__Directions for this task__:
Once the images are set aside, write out the rest of the records exactly.

*** Block opens ***

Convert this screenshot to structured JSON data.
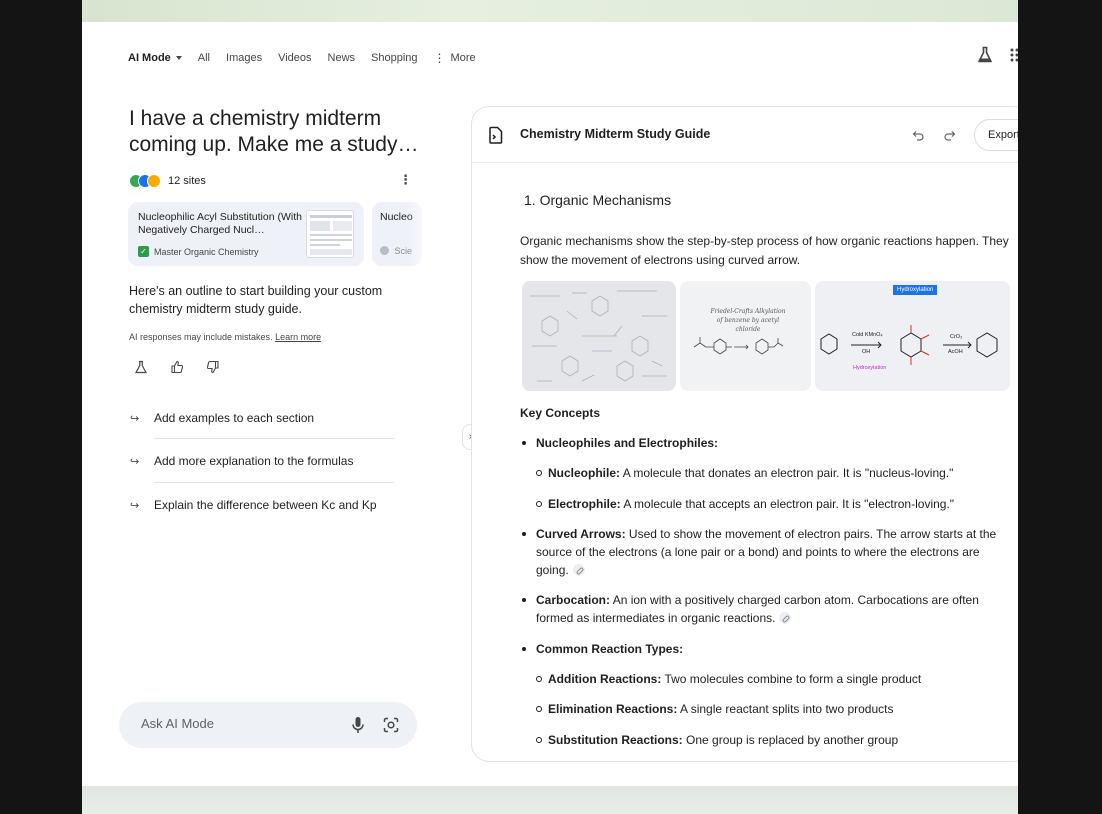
{
  "nav": {
    "tabs": [
      "AI Mode",
      "All",
      "Images",
      "Videos",
      "News",
      "Shopping",
      "More"
    ]
  },
  "query": "I have a chemistry midterm coming up. Make me a study…",
  "sources": {
    "count_label": "12 sites",
    "dot_colors": [
      "#34a853",
      "#1a73e8",
      "#f9ab00"
    ],
    "cards": [
      {
        "title": "Nucleophilic Acyl Substitution (With Negatively Charged Nucl…",
        "source": "Master Organic Chemistry"
      },
      {
        "title": "Nucleo",
        "source": "Scie"
      }
    ]
  },
  "answer": {
    "intro": "Here's an outline to start building your custom chemistry midterm study guide.",
    "disclaimer": "AI responses may include mistakes.",
    "learn_more": "Learn more"
  },
  "suggestions": [
    "Add examples to each section",
    "Add more explanation to the formulas",
    "Explain the difference between Kc and Kp"
  ],
  "ask": {
    "placeholder": "Ask AI Mode"
  },
  "panel": {
    "title": "Chemistry Midterm Study Guide",
    "export_label": "Export",
    "section_number": "1.",
    "section_title": "Organic Mechanisms",
    "paragraph": "Organic mechanisms show the step-by-step process of how organic reactions happen. They show the movement of electrons using curved arrow.",
    "images": {
      "img2_caption": "Friedel-Crafts Alkylation of benzene by acetyl chloride",
      "img3_badge": "Hydroxylation",
      "img3_reagent1": "Cold KMnO₄",
      "img3_reagent1b": "OH",
      "img3_label": "Hydroxylation",
      "img3_reagent2": "CrO₃",
      "img3_reagent2b": "AcOH"
    },
    "key_concepts": "Key Concepts",
    "bullets": {
      "nucleo_electro": "Nucleophiles and Electrophiles:",
      "nucleophile_term": "Nucleophile:",
      "nucleophile_def": "A molecule that donates an electron pair. It is \"nucleus-loving.\"",
      "electrophile_term": "Electrophile:",
      "electrophile_def": "A molecule that accepts an electron pair. It is \"electron-loving.\"",
      "curved_term": "Curved Arrows:",
      "curved_def": "Used to show the movement of electron pairs. The arrow starts at the source of the electrons (a lone pair or a bond) and points to where the electrons are going.",
      "carbocation_term": "Carbocation:",
      "carbocation_def": "An ion with a positively charged carbon atom. Carbocations are often formed as intermediates in organic reactions.",
      "common_types": "Common Reaction Types:",
      "addition_term": "Addition Reactions:",
      "addition_def": "Two molecules combine to form a single product",
      "elimination_term": "Elimination Reactions:",
      "elimination_def": "A single reactant splits into two products",
      "substitution_term": "Substitution Reactions:",
      "substitution_def": "One group is replaced by another group"
    }
  }
}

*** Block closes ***

__Exercise solution__:
Convert this screenshot to structured JSON data.
{
  "nav": {
    "tabs": [
      "AI Mode",
      "All",
      "Images",
      "Videos",
      "News",
      "Shopping",
      "More"
    ]
  },
  "query": "I have a chemistry midterm coming up. Make me a study…",
  "sources": {
    "count_label": "12 sites",
    "dot_colors": [
      "#34a853",
      "#1a73e8",
      "#f9ab00"
    ],
    "cards": [
      {
        "title": "Nucleophilic Acyl Substitution (With Negatively Charged Nucl…",
        "source": "Master Organic Chemistry"
      },
      {
        "title": "Nucleo",
        "source": "Scie"
      }
    ]
  },
  "answer": {
    "intro": "Here's an outline to start building your custom chemistry midterm study guide.",
    "disclaimer": "AI responses may include mistakes.",
    "learn_more": "Learn more"
  },
  "suggestions": [
    "Add examples to each section",
    "Add more explanation to the formulas",
    "Explain the difference between Kc and Kp"
  ],
  "ask": {
    "placeholder": "Ask AI Mode"
  },
  "panel": {
    "title": "Chemistry Midterm Study Guide",
    "export_label": "Export",
    "section_number": "1.",
    "section_title": "Organic Mechanisms",
    "paragraph": "Organic mechanisms show the step-by-step process of how organic reactions happen. They show the movement of electrons using curved arrow.",
    "images": {
      "img2_caption": "Friedel-Crafts Alkylation of benzene by acetyl chloride",
      "img3_badge": "Hydroxylation",
      "img3_reagent1": "Cold KMnO₄",
      "img3_reagent1b": "OH",
      "img3_label": "Hydroxylation",
      "img3_reagent2": "CrO₃",
      "img3_reagent2b": "AcOH"
    },
    "key_concepts": "Key Concepts",
    "bullets": {
      "nucleo_electro": "Nucleophiles and Electrophiles:",
      "nucleophile_term": "Nucleophile:",
      "nucleophile_def": "A molecule that donates an electron pair. It is \"nucleus-loving.\"",
      "electrophile_term": "Electrophile:",
      "electrophile_def": "A molecule that accepts an electron pair. It is \"electron-loving.\"",
      "curved_term": "Curved Arrows:",
      "curved_def": "Used to show the movement of electron pairs. The arrow starts at the source of the electrons (a lone pair or a bond) and points to where the electrons are going.",
      "carbocation_term": "Carbocation:",
      "carbocation_def": "An ion with a positively charged carbon atom. Carbocations are often formed as intermediates in organic reactions.",
      "common_types": "Common Reaction Types:",
      "addition_term": "Addition Reactions:",
      "addition_def": "Two molecules combine to form a single product",
      "elimination_term": "Elimination Reactions:",
      "elimination_def": "A single reactant splits into two products",
      "substitution_term": "Substitution Reactions:",
      "substitution_def": "One group is replaced by another group"
    }
  }
}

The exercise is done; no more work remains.